13: We try to take it easy on golf announcers, because it’s truly an incredibly difficult job. You’re on air for five hours, and there’s a crazy amount of dead time. OK, there’s our disclaimer. Now’s the gripe: Paul Azinger called Matthew Wolff’s approach shot on Sunday to the first hole—the very first hole—“clutch.” About a minute later, Xander Schauffele hit a nifty little flop to tap-in range on the second hole. Azinger: “What a clutch chip!” Here’s an official motion to ban that word until the back nine on Sunday. Because not every shot from every player on every hole on Sunday is “clutch.”

14: Will Zalatoris was one of the more intriguing players in the field this week. The 24-year-old has been the best player on the Korn Ferry Tour in 2020, and Data Golf’s proprietary algorithm had him as the No. 41 player in the world coming into the week. That seemed a bit extreme … until he finished tied for sixth on Sunday. He led the field in strokes gained/approach (7.97) and was as close as you can be to having two holes in one in the same round on Thursday. He took home $424,040 for his efforts, the biggest paycheck of his career by a mile. It’s a shame that because of the pandemic, he won’t get a PGA Tour card for another full year. He’s so clearly ready.


Korn Ferry Tour pro Will Zalatoris showed himself well with a T-6 finish at Winged Foot.

Jamie Squire

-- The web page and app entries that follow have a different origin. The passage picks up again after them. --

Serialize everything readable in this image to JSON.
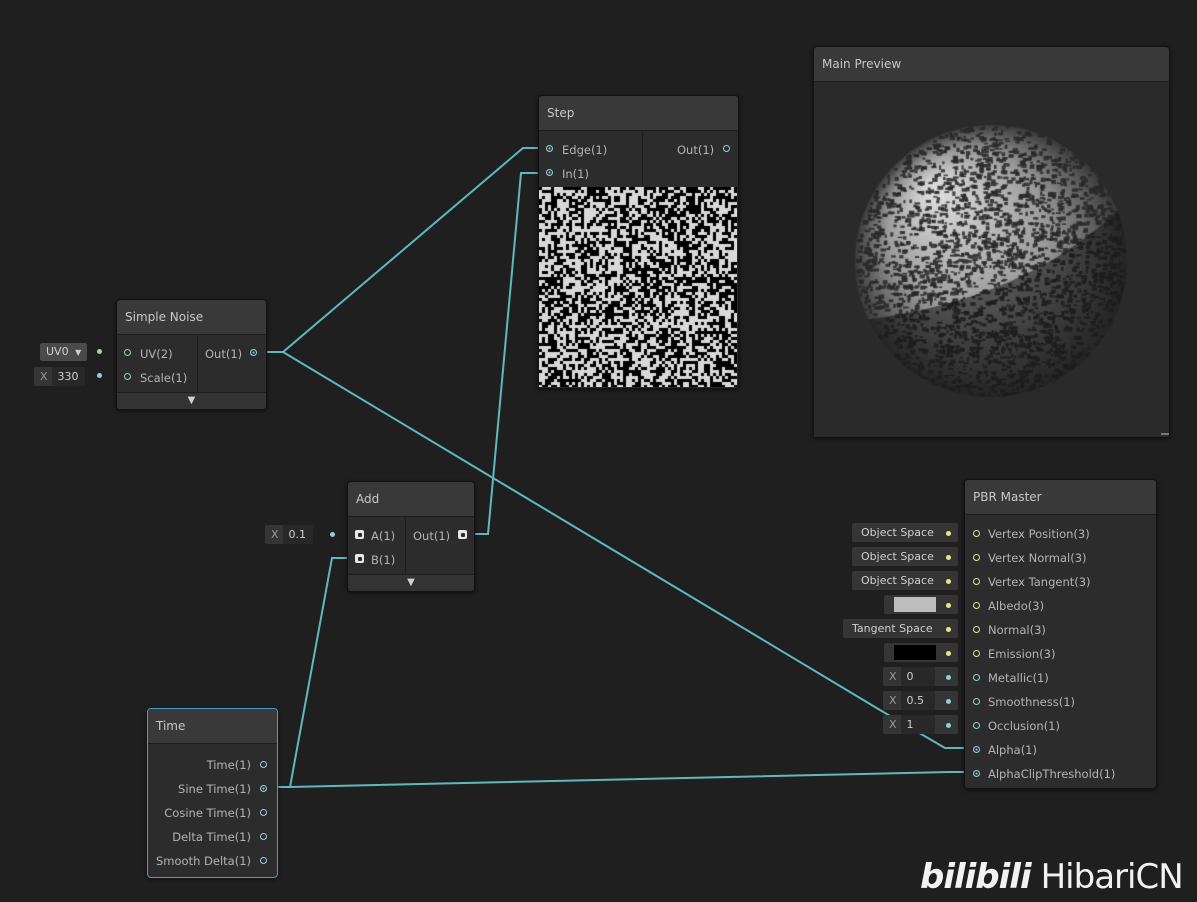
{
  "colors": {
    "wire": "#5fb8bf",
    "background": "#1f1f1f",
    "node": "#2c2c2c",
    "title": "#393939",
    "selected": "#44a0c8"
  },
  "simple_noise": {
    "title": "Simple Noise",
    "inputs": [
      "UV(2)",
      "Scale(1)"
    ],
    "output": "Out(1)",
    "uv_dropdown": "UV0",
    "scale_label": "X",
    "scale_value": "330",
    "expand_icon": "chevron-down-icon"
  },
  "step": {
    "title": "Step",
    "inputs": [
      "Edge(1)",
      "In(1)"
    ],
    "output": "Out(1)"
  },
  "add": {
    "title": "Add",
    "inputs": [
      "A(1)",
      "B(1)"
    ],
    "output": "Out(1)",
    "a_label": "X",
    "a_value": "0.1",
    "expand_icon": "chevron-down-icon"
  },
  "time": {
    "title": "Time",
    "outputs": [
      "Time(1)",
      "Sine Time(1)",
      "Cosine Time(1)",
      "Delta Time(1)",
      "Smooth Delta(1)"
    ]
  },
  "main_preview": {
    "title": "Main Preview"
  },
  "pbr_master": {
    "title": "PBR Master",
    "inputs": [
      "Vertex Position(3)",
      "Vertex Normal(3)",
      "Vertex Tangent(3)",
      "Albedo(3)",
      "Normal(3)",
      "Emission(3)",
      "Metallic(1)",
      "Smoothness(1)",
      "Occlusion(1)",
      "Alpha(1)",
      "AlphaClipThreshold(1)"
    ],
    "vertex_position_space": "Object Space",
    "vertex_normal_space": "Object Space",
    "vertex_tangent_space": "Object Space",
    "normal_space": "Tangent Space",
    "albedo_color": "#bdbdbd",
    "emission_color": "#000000",
    "metallic_label": "X",
    "metallic_value": "0",
    "smoothness_label": "X",
    "smoothness_value": "0.5",
    "occlusion_label": "X",
    "occlusion_value": "1"
  },
  "watermark": {
    "logo": "bilibili",
    "text": "HibariCN"
  }
}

15: It feels like we hardly heard from Tony Finau all week, and yet there he was near the leader board on Sunday, finishing T-8. He now has eight top 10s in 17 major starts, which is a pretty remarkable rate. In the non-Brooks Koepka division, he’s emerged as maybe the most consistent big-tournament performer in all of golf, a bit ironic because he’s never won a big tournament. Soon enough.

16: Actually, come to think of it, maybe that label belongs it’s Schauffele. This was his fourth finish of T-6 or better in four U.S. Open starts, and he now has seven top 10s in 12 major appearances. His game is made for the big stage and the toughest courses, and while he didn’t have it this week, we still like him to win multiple majors before 2030.

17: Danny Lee didn’t quite go full Phil Mickelson, but it was close. On Saturday, after birdieing the brutal par-4 17th to get to a very respectable three over for the round, he hit his second shot just short and right of the 18th green. His pitch was perfect, leaving about a four footer for par. And then mayhem broke loose.

Lee six-putted. He tried on the first one and the second one, and then he stopped trying completely and went full whack-a-mole. He was obviously frustrated and ostensibly fed up with the trying greens at Winged Foot. But it wasn’t like he was playing a terrible round or anything like that. Video of the episode emerged on Sunday morning, and it wasn’t pretty. Neither was him slamming his putter against his bag twice afterward.


Lee then withdrew from the tournament on Saturday night, citing a wrist injury. Maybe his that was a problem, and that contributed to the frustration. Or maybe the Powers That Be politely suggested he pull out of the tournament after that childish tantrum. Who knows. But until Lee does something great in the game of golf, that’s what he’s going to be known for. And it’s not a good look.

18: Only 53 days until the Masters. See you all in Augusta.